George Clooney–screenwriter or script doctor? Or just a heck of a lot of fun?
George Clooney seems like he gets along with everyone. You never hear anyone come off a movie and complain about working with him. He’s a great interview, so the media loves him. Fans like him because he’s the prototypical “women love him, men want to hang out with him” Clark Gable type movie star. Yes, everyone likes George.
Except, it seems, the Writers’ Guild of America. And Clooney appears to not be too fond of them either.
Variety is reporting that last fall, in arbitration, the WGA ruled that Duncan Brantley and Rick Reilly should get credit for writing Leatherheads, while Clooney should not. Clooney felt that his rewrite of the script, which had been hanging around Hollywood for 17 years before he took it on, entitled him to an onscreen credit along with Brantley and Reilly (who, if you don’t know, was until recently a longime, very popular columnist for Sports Illustrated but will be moving to ESPN in the summer).
In response to the ruling, Clooney went “fi-core,” which means that a writer pays dues and is still eligible for the guild’s health and pension plans, but loses other rights, including voting on Guild issues. Clooney said that he would have preferred to quit the guild altogether, feeling that the union hadn’t backed one of its own members, but that would have meant that he couldn’t write or work on any WGA projects, and that’s pretty much every major film, as evidenced by the strike last year (Hollywood’s gain is, apparently, a loss for the world of student films).
All of this happened last fall, but Clooney kept it quiet until now, because he didn’t want to be seen as a divisive figure on the eve of the WGA strike. He’s been one of a group of actors, including Tom Hanks and Sally Field, who have been urging SAG to start talks before the expiration of their contract and another potential strike.
WGA rules state that a writer has to be responsible for 50% of the script in order to get credit. Grant Heslov, Clooney’s producing partner, said that comparing the original to Clooney’s drafts clearly shows that Clooney is responsible for most of what’s onscreen (Clooney had felt that Brantley and Reilly should get first credit because they still had created the general story and characters). Without reading for myself, I can’t judge whether that’s true or not. None of us can.

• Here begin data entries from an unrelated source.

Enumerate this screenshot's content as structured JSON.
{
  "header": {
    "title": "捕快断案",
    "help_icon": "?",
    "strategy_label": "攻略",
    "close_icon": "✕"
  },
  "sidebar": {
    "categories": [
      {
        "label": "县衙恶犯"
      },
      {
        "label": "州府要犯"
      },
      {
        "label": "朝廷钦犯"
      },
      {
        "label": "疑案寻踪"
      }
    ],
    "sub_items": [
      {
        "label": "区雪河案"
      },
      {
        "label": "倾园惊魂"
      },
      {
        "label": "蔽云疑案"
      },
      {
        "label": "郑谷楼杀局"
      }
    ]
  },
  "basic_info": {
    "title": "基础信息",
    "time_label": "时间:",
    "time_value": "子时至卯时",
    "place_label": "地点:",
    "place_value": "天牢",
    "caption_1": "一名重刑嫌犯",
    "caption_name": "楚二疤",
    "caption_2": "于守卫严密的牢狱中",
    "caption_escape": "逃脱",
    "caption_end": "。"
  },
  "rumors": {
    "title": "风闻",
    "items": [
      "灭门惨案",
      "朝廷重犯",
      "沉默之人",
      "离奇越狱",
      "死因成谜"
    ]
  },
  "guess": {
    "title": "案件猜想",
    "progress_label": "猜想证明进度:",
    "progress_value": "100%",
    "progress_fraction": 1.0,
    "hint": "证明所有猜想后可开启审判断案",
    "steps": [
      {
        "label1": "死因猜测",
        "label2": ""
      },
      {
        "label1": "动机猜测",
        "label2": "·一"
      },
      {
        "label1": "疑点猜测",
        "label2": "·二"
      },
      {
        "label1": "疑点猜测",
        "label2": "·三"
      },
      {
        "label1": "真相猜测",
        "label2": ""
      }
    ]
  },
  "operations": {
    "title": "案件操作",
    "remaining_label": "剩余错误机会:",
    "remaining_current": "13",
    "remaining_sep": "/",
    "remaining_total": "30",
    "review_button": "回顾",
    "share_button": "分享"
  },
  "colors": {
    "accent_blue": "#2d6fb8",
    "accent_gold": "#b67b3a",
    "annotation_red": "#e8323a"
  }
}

I know, the important thing to audiences is whether the movie is good enough for them to want to shell out ticket money (the release date continues to puzzle me–a football movie coming out the first week of the baseball season and the weekend of the Final Four? If you’re not going to open it in some key lull of the football season, between the league championships and the Super Bowl, for example, then maybe even the weekend of the NFL draft. This is just a very weird time for this type of movie.). But here’s the thing to keep in mind–if the movie gets bad reviews for its screenplay (and so far it is getting mixed reviews in general), then Clooney’s name is now out there taking responsibility for it; if word of this hadn’t come out, he would have skated. A bad review won’t kill his career (if Batman & Robin didn’t, nothing will), but it’s always interesting to see what happens when people are willing to take responsibility for something in a risk averse business such as Hollywood, where success has many parents and failure is always an orphan.